»»

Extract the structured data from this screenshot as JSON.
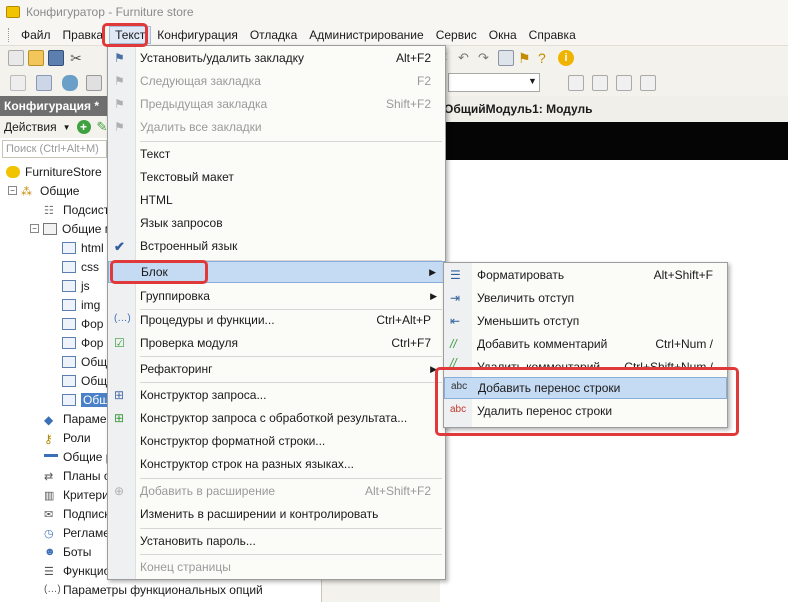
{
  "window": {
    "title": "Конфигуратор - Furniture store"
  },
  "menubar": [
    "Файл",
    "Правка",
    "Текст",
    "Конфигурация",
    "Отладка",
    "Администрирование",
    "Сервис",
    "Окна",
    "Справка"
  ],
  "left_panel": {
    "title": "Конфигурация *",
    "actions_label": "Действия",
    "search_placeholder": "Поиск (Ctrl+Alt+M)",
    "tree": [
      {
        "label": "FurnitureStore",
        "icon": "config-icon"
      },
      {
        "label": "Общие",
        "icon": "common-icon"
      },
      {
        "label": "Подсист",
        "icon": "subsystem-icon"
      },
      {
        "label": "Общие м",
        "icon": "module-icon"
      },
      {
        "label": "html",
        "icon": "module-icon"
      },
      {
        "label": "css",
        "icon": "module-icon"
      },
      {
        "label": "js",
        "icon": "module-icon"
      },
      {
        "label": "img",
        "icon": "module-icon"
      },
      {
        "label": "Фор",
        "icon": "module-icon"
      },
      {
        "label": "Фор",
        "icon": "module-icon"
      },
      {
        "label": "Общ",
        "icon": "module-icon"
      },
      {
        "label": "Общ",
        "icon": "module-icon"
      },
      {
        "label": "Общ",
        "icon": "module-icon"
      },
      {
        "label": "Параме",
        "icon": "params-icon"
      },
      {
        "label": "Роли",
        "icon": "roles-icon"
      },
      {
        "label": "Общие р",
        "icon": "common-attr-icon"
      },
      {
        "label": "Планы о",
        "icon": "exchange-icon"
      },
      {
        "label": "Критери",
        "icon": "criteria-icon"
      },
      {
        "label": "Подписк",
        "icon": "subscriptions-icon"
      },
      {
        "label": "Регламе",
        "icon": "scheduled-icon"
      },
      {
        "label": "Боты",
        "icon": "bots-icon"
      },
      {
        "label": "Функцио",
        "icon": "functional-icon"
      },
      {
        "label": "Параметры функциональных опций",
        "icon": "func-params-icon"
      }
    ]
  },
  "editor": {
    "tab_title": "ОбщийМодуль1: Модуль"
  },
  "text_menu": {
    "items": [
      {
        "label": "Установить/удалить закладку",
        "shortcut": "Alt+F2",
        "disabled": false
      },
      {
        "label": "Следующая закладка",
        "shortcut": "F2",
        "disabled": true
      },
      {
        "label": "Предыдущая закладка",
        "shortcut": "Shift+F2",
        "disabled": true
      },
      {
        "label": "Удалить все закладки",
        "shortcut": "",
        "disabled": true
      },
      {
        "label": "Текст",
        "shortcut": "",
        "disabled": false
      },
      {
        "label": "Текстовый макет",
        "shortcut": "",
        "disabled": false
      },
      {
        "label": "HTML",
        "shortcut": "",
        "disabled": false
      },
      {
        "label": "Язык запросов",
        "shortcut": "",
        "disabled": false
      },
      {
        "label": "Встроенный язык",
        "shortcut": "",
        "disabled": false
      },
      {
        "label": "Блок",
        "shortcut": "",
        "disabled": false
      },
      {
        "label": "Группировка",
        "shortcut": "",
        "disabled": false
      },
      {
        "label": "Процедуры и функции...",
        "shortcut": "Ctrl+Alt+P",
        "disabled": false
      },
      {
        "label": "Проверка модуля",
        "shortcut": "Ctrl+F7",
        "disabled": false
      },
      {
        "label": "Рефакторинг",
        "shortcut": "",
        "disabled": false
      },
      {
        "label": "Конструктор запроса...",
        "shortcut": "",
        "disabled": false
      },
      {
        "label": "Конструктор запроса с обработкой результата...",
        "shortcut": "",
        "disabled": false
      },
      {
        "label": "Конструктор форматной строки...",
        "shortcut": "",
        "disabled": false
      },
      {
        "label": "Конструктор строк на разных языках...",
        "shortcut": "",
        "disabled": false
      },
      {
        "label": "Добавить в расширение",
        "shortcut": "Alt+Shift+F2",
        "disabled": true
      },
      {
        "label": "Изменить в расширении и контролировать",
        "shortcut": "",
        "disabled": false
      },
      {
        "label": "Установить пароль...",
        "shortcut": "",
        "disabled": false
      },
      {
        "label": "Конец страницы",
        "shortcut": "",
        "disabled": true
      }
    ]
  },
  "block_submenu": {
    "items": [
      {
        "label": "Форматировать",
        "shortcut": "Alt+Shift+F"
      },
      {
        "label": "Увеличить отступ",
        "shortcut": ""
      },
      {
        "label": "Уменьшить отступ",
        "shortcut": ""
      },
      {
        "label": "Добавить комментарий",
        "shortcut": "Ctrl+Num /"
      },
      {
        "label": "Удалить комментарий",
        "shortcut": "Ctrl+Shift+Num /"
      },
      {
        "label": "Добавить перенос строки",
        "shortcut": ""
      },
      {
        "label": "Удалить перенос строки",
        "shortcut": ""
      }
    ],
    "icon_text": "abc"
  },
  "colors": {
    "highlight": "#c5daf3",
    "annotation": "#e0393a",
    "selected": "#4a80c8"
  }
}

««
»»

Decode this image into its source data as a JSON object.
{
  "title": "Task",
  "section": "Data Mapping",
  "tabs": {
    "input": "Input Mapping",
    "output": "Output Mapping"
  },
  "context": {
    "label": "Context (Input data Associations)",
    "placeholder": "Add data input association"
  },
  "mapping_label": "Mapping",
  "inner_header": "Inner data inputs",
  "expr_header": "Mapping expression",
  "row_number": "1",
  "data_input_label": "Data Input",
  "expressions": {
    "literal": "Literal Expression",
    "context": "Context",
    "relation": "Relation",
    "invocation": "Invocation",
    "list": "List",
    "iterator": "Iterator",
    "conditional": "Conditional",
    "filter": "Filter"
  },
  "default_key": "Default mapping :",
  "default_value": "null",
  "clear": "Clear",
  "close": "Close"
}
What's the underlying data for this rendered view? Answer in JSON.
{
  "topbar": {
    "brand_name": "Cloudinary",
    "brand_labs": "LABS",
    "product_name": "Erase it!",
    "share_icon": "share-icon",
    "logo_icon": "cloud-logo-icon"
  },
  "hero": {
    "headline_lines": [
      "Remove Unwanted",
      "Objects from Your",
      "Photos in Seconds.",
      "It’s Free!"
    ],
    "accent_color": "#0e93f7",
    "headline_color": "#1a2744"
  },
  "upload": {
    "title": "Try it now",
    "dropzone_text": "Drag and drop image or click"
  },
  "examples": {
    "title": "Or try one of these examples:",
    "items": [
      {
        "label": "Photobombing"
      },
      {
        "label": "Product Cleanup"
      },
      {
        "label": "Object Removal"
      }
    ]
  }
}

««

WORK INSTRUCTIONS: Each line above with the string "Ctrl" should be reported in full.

TASK RESULT:
    "search_placeholder": "Поиск (Ctrl+Alt+M)",
        "shortcut": "Ctrl+Alt+P",
        "shortcut": "Ctrl+F7",
        "shortcut": "Ctrl+Num /"
        "shortcut": "Ctrl+Shift+Num /"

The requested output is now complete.